• Lee, J. and Giraud-‐Carrier, C. (2013). Results on Mining NHANES Data: A Case Study in Evidence-‐based Medicine. Computers in Biology and Medicine. 43(5):493-‐503
• Neiger, B., Thackeray, R., Burton, S., Giraud-‐Carrier, C., Fagen, M. (2013). Evaluating Social Media’s Capacity to Develop Engaged Audiences in Health Promotion Settings: Use of Twitter Metrics as a Case Study. Health Promotion Practice. 14(2), 157-‐162.
• Burton, S.H., Tanner, K.W., Giraud-‐Carrier, C.G., West, J.H. and Barnes M.D. (2012). “Right Time, Right Place Health” Health Communication on Twitter: Value and Accuracy of Location Information. Journal of Medical Internet Research. 14(6):e156 [PMID: 23154246]
• Burton, S.H., Tanner, K.W. and Giraud-‐Carrier, C.G. (2012). Leveraging Social Networks for Anytime-‐Anyplace Health Information. Network Modeling Analysis in Health Informatics and Bioinformatics. 1(4), 173-‐181.
• Hanson, C.L., Barrett, J., West, J., Barnes, M.D. (2012). Protecting public health in a social media world: Policy responses to online threats. Internet Journal of Public Health. 2(1).
• Neiger, B., Thackeray, R., West, J., Hanson, C.L., Barnes, M. (2012). Use of social media in health promotion: Purposes, key performance indicators and evaluation metrics.
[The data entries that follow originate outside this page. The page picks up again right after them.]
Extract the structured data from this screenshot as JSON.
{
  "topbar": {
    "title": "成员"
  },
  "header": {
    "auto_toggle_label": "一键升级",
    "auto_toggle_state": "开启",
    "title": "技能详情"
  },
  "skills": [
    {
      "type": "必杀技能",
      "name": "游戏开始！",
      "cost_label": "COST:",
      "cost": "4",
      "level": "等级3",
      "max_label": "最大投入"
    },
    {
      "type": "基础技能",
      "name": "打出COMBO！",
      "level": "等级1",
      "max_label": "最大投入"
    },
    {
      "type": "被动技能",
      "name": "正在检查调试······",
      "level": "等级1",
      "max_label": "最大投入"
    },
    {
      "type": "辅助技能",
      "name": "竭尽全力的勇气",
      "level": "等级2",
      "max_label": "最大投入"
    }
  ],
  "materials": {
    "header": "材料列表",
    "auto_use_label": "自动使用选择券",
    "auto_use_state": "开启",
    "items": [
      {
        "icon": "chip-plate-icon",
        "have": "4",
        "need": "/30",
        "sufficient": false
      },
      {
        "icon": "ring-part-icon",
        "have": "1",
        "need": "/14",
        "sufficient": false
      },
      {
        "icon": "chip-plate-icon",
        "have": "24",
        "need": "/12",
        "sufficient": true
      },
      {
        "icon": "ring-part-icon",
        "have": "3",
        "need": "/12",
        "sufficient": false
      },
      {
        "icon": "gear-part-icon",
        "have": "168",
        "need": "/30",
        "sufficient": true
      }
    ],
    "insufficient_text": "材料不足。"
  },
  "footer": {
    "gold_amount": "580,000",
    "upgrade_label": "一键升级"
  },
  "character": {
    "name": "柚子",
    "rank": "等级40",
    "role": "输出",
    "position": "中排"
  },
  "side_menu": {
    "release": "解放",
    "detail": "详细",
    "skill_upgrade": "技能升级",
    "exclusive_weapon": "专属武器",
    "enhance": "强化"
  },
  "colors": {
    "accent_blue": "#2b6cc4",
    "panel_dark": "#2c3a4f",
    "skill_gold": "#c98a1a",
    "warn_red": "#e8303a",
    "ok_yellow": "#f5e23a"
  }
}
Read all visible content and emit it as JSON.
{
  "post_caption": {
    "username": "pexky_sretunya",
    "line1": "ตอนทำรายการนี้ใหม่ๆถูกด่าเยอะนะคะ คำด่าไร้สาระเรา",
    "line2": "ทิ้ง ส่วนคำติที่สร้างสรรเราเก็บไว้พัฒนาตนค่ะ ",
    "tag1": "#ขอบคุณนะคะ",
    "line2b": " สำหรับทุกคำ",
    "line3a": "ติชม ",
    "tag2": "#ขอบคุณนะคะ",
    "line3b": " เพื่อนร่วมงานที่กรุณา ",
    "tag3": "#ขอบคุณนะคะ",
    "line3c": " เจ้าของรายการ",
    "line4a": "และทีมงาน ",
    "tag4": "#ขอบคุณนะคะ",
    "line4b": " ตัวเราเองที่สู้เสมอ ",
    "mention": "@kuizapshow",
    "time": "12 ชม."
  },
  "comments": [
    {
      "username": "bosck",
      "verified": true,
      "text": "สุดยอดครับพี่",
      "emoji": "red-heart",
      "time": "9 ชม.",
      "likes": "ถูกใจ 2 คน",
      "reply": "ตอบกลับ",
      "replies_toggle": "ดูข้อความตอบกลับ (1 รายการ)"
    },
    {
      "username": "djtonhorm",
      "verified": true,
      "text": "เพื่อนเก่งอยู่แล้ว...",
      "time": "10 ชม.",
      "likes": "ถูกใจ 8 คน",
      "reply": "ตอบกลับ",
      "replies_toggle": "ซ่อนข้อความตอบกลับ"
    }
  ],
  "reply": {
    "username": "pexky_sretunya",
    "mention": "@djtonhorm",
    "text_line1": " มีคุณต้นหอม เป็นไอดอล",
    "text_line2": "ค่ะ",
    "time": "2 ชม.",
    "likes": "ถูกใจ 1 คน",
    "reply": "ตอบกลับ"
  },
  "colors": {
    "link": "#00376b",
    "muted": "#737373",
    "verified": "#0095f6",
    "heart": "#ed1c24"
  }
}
Health Promotion Practice. 13(2), 159-‐164.
• Thackeray, R., Neiger, B. L., Koch Smith, A., Van Wagenen, S. (2012). Adoption and Use of Social Media among State Health Departments. BMC Public Health, 12, 242.
• West, J.H., Hall, P.C., Prier, K., Hanson, C.L., Giraud-‐Carrier, C., Neeley, E.S., Barnes, M.D. (2012) Temporal variability of problem drinking on Twitter. Open Journal of Preventive Medicine. 2(1), 43-‐48.
• Burton, S., Morris, R., Hansen, J., Dimond, M., Giraud-‐Carrier, C., West, J. Hanson, C. and Barnes, M. (2012). Public Health Community Mining in YouTube. In Proceedings of the Second ACM International Health Informatics Symposium, 81-‐90.
• West, J.H., Hall, P.C., Hanson, C.L., Barnes, M.D., Giraud-‐Carrier, C. and Barrett, J.S. (2012). There’s An App for That: Content Analysis of Paid Health & Fitness Apps. Journal of Medical Internet Research. 14(3):e72.
CHeSRC faculty have a solid track record of successful mentoring for both undergraduate and graduate students. Our eleven mentored students enjoyed the dynamics of the existing research environments of both departments. Such close association with professors and student researchers to acquire long-‐term learning skills. Our students are increasingly interested in the CHeSRC.
• Kyle Prier a BYU undergraduate student with experience in these areas was admitted to the leading School of Public Health (Johns Hopkins University). Kyle was reportedly hand-‐selected to the school to work in the Center for Media and Health to work with leading scholars in social media and health communication. According to Prier, this opportunity was due to his training and experience with the emerging work of CHeSRC.
• Scott Burton, a BYU doctoral student completed his PhD and was hired in the Department of Computer Science and Engineering and BYU Idaho. Scott was the graduate student lead on numerous CHeSRC research projects including…
• Jared Jashinsky, a BYU undergraduate student was admitted to the San Diego State University Graduate School of Public Health. Jared helped lead the CHeSRC study on suicide risk conversations in Twitter.
• Ben Cannon, BYU undergraduate student was admitted to the BYU Master of Public Health Program. Ben helped lead the CHeSRC study on prescription drug abuse social circles in Twitter.
In sum, the CHeSREC participants are grateful for the MEG funding provided by the university. These successes could not have been fully funded were it not for the support received. We are hopeful to continue these efforts through renewed funds in an expanded project.